In Hayek Lecture, Deirdre McCloskey argues a revolution in ethics spurred the Industrial Revolution

Deirdre McCloskey speaking at the 2018 Hayek Lecture
Deirdre McCloskey

Deirdre McCloskey, distinguished professor of economics, history, English, and communication at the University of Illinois at Chicago, delivered the 14th annual Fredrich A. von Hayek Lecture on October 4. Known for her wide-ranging, cross-disciplinary scholarship—McCloskey has described herself as “literary, quantitative, postmodern, free-market, progressive-Episcopalian, Midwestern woman from Boston who was once a man”—she delved into the origins of the Industrial Revolution in a lively address titled “Hayekian Liberalism Enriched Us All.” 

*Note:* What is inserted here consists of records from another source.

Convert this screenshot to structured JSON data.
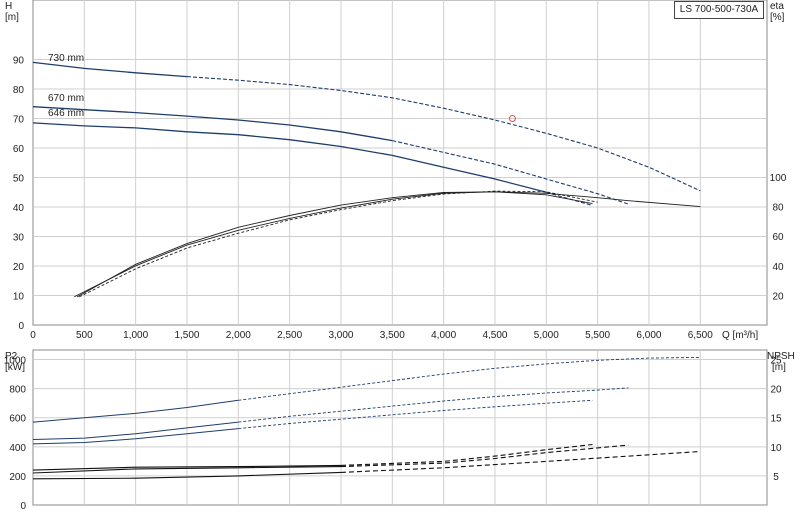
{
  "title": "LS 700-500-730A",
  "colors": {
    "duty_curve": "#1f3d6b",
    "efficiency": "#222222",
    "npsh": "#111111",
    "grid": "#cfcfcf",
    "duty_point": "#e05050"
  },
  "top_axes": {
    "left_label": [
      "H",
      "[m]"
    ],
    "right_label": [
      "eta",
      "[%]"
    ],
    "y_ticks": [
      0,
      10,
      20,
      30,
      40,
      50,
      60,
      70,
      80,
      90
    ],
    "eta_ticks": [
      20,
      40,
      60,
      80,
      100
    ],
    "x_ticks": [
      "0",
      "500",
      "1,000",
      "1,500",
      "2,000",
      "2,500",
      "3,000",
      "3,500",
      "4,000",
      "4,500",
      "5,000",
      "5,500",
      "6,000",
      "6,500"
    ],
    "x_label": "Q [m³/h]"
  },
  "bottom_axes": {
    "left_label": [
      "P2",
      "[kW]"
    ],
    "right_label": [
      "NPSH",
      "[m]"
    ],
    "y_ticks": [
      0,
      200,
      400,
      600,
      800,
      1000
    ],
    "npsh_ticks": [
      5,
      10,
      15,
      20,
      25
    ]
  },
  "chart_data": [
    {
      "type": "line",
      "panel": "head",
      "x_unit": "m³/h",
      "y_unit": "m",
      "xlim": [
        0,
        7000
      ],
      "ylim": [
        0,
        100
      ],
      "series": [
        {
          "name": "730 mm",
          "x": [
            0,
            500,
            1000,
            1500,
            2000,
            2500,
            3000,
            3500,
            4000,
            4500,
            5000,
            5500,
            6000,
            6500
          ],
          "y": [
            89,
            87,
            85.5,
            84.2,
            83,
            81.5,
            79.5,
            77,
            73.5,
            69.5,
            65,
            60,
            53.5,
            45.5
          ],
          "solid_until": 1500
        },
        {
          "name": "670 mm",
          "x": [
            0,
            500,
            1000,
            1500,
            2000,
            2500,
            3000,
            3500,
            4000,
            4500,
            5000,
            5500,
            5800
          ],
          "y": [
            74,
            73,
            72,
            70.8,
            69.5,
            67.8,
            65.5,
            62.5,
            58.5,
            54.5,
            49.5,
            44.5,
            41
          ],
          "solid_until": 3500
        },
        {
          "name": "646 mm",
          "x": [
            0,
            500,
            1000,
            1500,
            2000,
            2500,
            3000,
            3500,
            4000,
            4500,
            5000,
            5450
          ],
          "y": [
            68.5,
            67.5,
            66.8,
            65.5,
            64.5,
            62.8,
            60.5,
            57.5,
            53.5,
            49.5,
            45,
            40.5
          ],
          "solid_until": 5000
        }
      ],
      "duty_point": {
        "x": 4670,
        "y": 70
      }
    },
    {
      "type": "line",
      "panel": "efficiency",
      "x_unit": "m³/h",
      "y_unit": "%",
      "ylim": [
        0,
        100
      ],
      "series": [
        {
          "x": [
            400,
            1000,
            1500,
            2000,
            2500,
            3000,
            3500,
            4000,
            4500,
            5000,
            5500,
            5800,
            6500
          ],
          "y": [
            19,
            40,
            54,
            64,
            72,
            79,
            85,
            89,
            90,
            89,
            86,
            84,
            80
          ]
        },
        {
          "x": [
            430,
            1000,
            1500,
            2000,
            2500,
            3000,
            3500,
            4000,
            4500,
            5000,
            5450
          ],
          "y": [
            19,
            41,
            55,
            66,
            74,
            81,
            86,
            89.5,
            90,
            88,
            82
          ]
        },
        {
          "x": [
            450,
            1000,
            1500,
            2000,
            2500,
            3000,
            3500,
            4000,
            4500,
            5000,
            5500
          ],
          "y": [
            19,
            38,
            52,
            62,
            71,
            78,
            84,
            88.5,
            90.5,
            90,
            83
          ]
        }
      ]
    },
    {
      "type": "line",
      "panel": "power",
      "x_unit": "m³/h",
      "y_unit": "kW",
      "ylim": [
        0,
        1100
      ],
      "series": [
        {
          "x": [
            0,
            500,
            1000,
            1500,
            2000,
            2500,
            3000,
            3500,
            4000,
            4500,
            5000,
            5500,
            6000,
            6500
          ],
          "y": [
            570,
            600,
            630,
            670,
            720,
            765,
            810,
            855,
            900,
            940,
            970,
            995,
            1010,
            1015
          ]
        },
        {
          "x": [
            0,
            500,
            1000,
            1500,
            2000,
            2500,
            3000,
            3500,
            4000,
            4500,
            5000,
            5500,
            5800
          ],
          "y": [
            450,
            460,
            490,
            530,
            570,
            610,
            645,
            680,
            715,
            745,
            770,
            790,
            805
          ]
        },
        {
          "x": [
            0,
            500,
            1000,
            1500,
            2000,
            2500,
            3000,
            3500,
            4000,
            4500,
            5000,
            5450
          ],
          "y": [
            420,
            430,
            455,
            490,
            525,
            560,
            590,
            620,
            650,
            675,
            700,
            720
          ]
        }
      ]
    },
    {
      "type": "line",
      "panel": "npsh",
      "x_unit": "m³/h",
      "y_unit": "m",
      "ylim": [
        0,
        27.5
      ],
      "series": [
        {
          "x": [
            0,
            1000,
            2000,
            3000,
            4000,
            4500,
            5000,
            5450
          ],
          "y": [
            6,
            6.5,
            6.6,
            6.8,
            7.5,
            8.4,
            9.5,
            10.4
          ]
        },
        {
          "x": [
            0,
            1000,
            2000,
            3000,
            4000,
            4500,
            5000,
            5800
          ],
          "y": [
            5.5,
            6.2,
            6.4,
            6.6,
            7.2,
            8.0,
            9.0,
            10.3
          ]
        },
        {
          "x": [
            0,
            1000,
            2000,
            3000,
            4000,
            5000,
            6500
          ],
          "y": [
            4.5,
            4.6,
            5,
            5.6,
            6.4,
            7.5,
            9.2
          ]
        }
      ]
    }
  ],
  "curve_labels": [
    "730 mm",
    "670 mm",
    "646 mm"
  ]
}
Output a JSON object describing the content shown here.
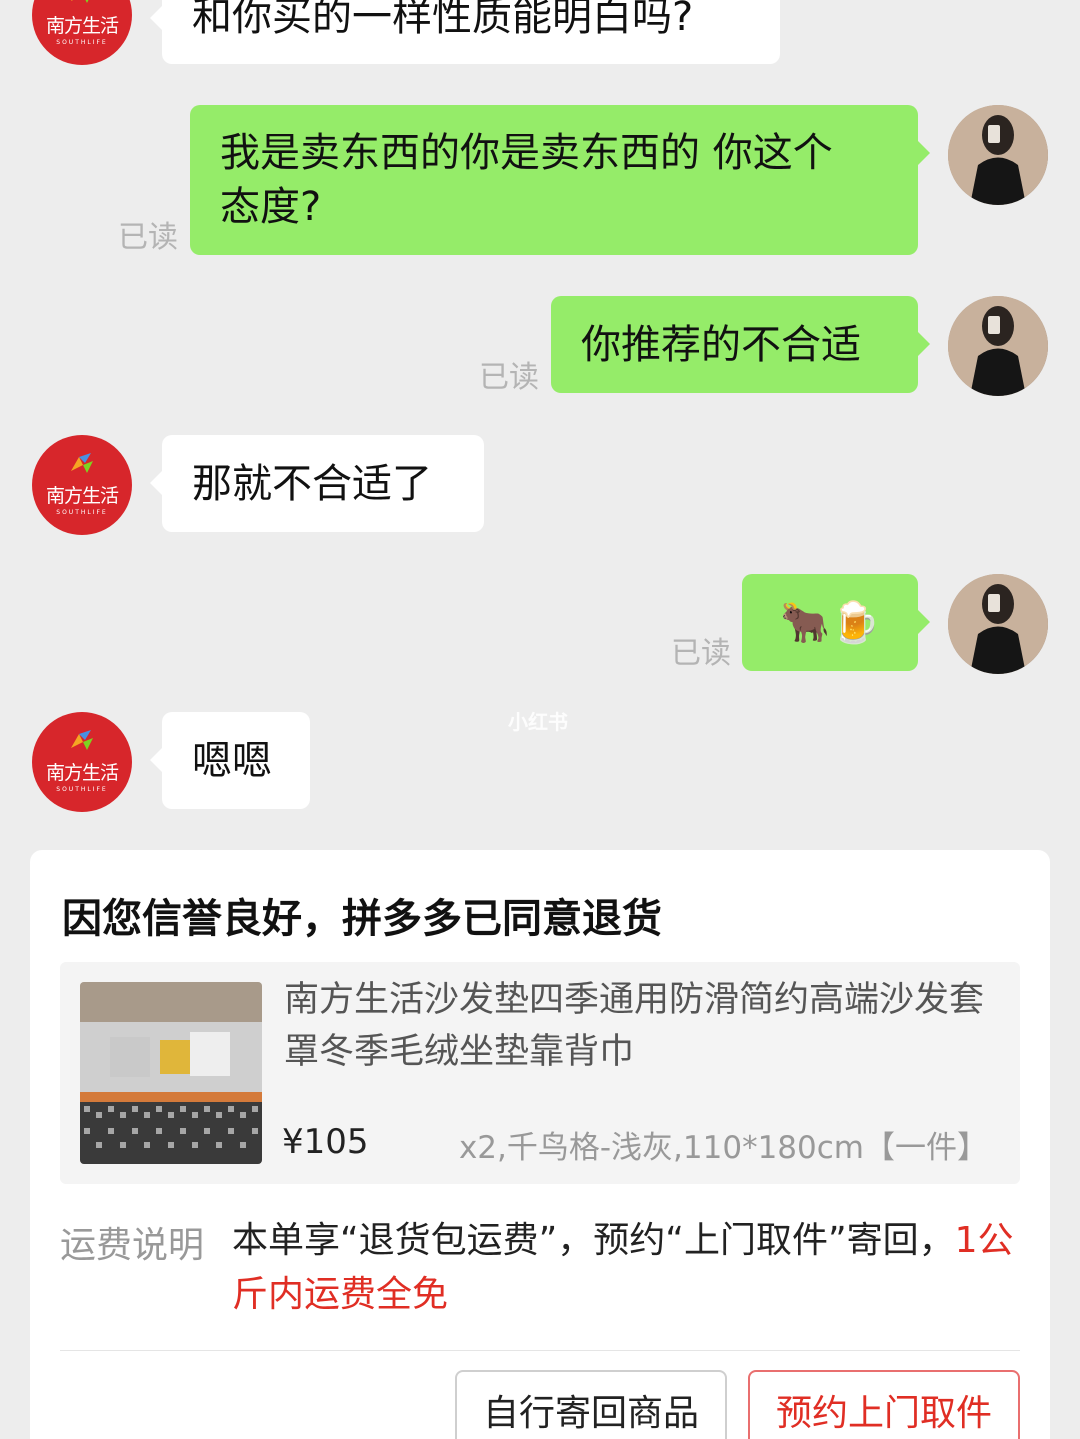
{
  "chat": {
    "messages": [
      {
        "id": "m0",
        "side": "left",
        "text": "和你买的一样性质能明白吗?"
      },
      {
        "id": "m1",
        "side": "right",
        "text_line1": "我是卖东西的你是卖东西的 你这个",
        "text_line2": "态度?",
        "read": "已读"
      },
      {
        "id": "m2",
        "side": "right",
        "text": "你推荐的不合适",
        "read": "已读"
      },
      {
        "id": "m3",
        "side": "left",
        "text": "那就不合适了"
      },
      {
        "id": "m4",
        "side": "right",
        "text": "🐂🍺",
        "read": "已读"
      },
      {
        "id": "m5",
        "side": "left",
        "text": "嗯嗯"
      }
    ],
    "shop_avatar": {
      "name_cn": "南方生活",
      "name_en": "SOUTHLIFE"
    },
    "watermark": "小红书"
  },
  "refund_card": {
    "title": "因您信誉良好，拼多多已同意退货",
    "product": {
      "name": "南方生活沙发垫四季通用防滑简约高端沙发套罩冬季毛绒坐垫靠背巾",
      "price": "¥105",
      "spec": "x2,千鸟格-浅灰,110*180cm【一件】"
    },
    "shipping": {
      "label": "运费说明",
      "text": "本单享“退货包运费”，预约“上门取件”寄回，",
      "highlight": "1公斤内运费全免"
    },
    "buttons": {
      "self_return": "自行寄回商品",
      "pickup": "预约上门取件"
    }
  },
  "colors": {
    "background": "#ededed",
    "bubble_right": "#95ec69",
    "bubble_left": "#ffffff",
    "accent_red": "#e02e24",
    "shop_avatar_red": "#d7262b"
  }
}
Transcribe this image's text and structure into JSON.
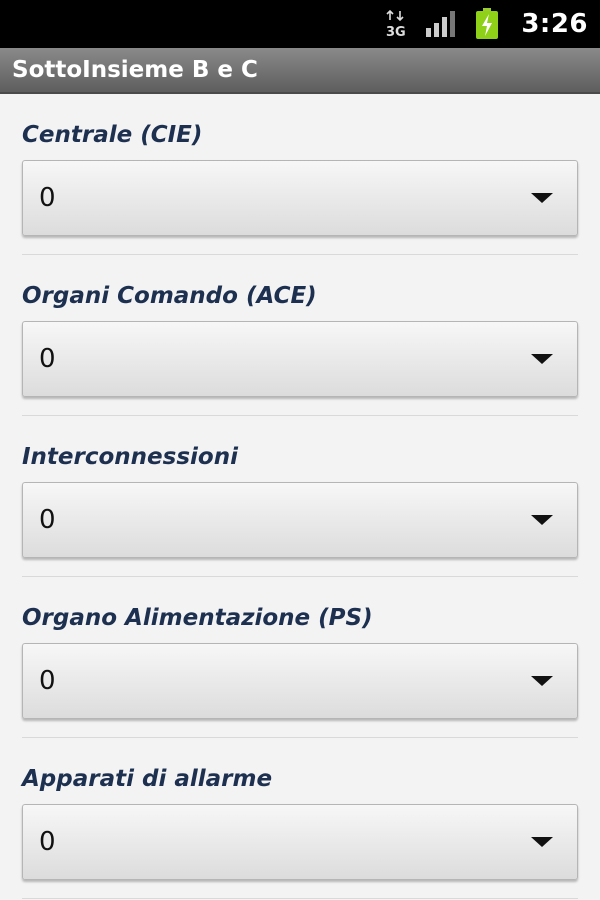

McCloskey underlined the importance of persuasion—what she called “sweet words”—in the functioning of a liberal society: “In a free society, changing behavior has to be a matter of sweet words, changing people’s minds.”

She argued that beginning in the eighteenth century a new sense of equality led to innovation, risk-taking, and ultimately to great gains in societal wealth. “People are inspirited when they are treated with equality,” McCloskey said. “…We became rich to this fantastic degree because we were inspirited to try things out, to have a go.”

“There's no big legal revolution that causes the Industrial Revolution in this marvelous great enrichment,” she added. “It's a change in ethics, a change in attitude, a change in how we speak about each other.”

Posted October 30, 2018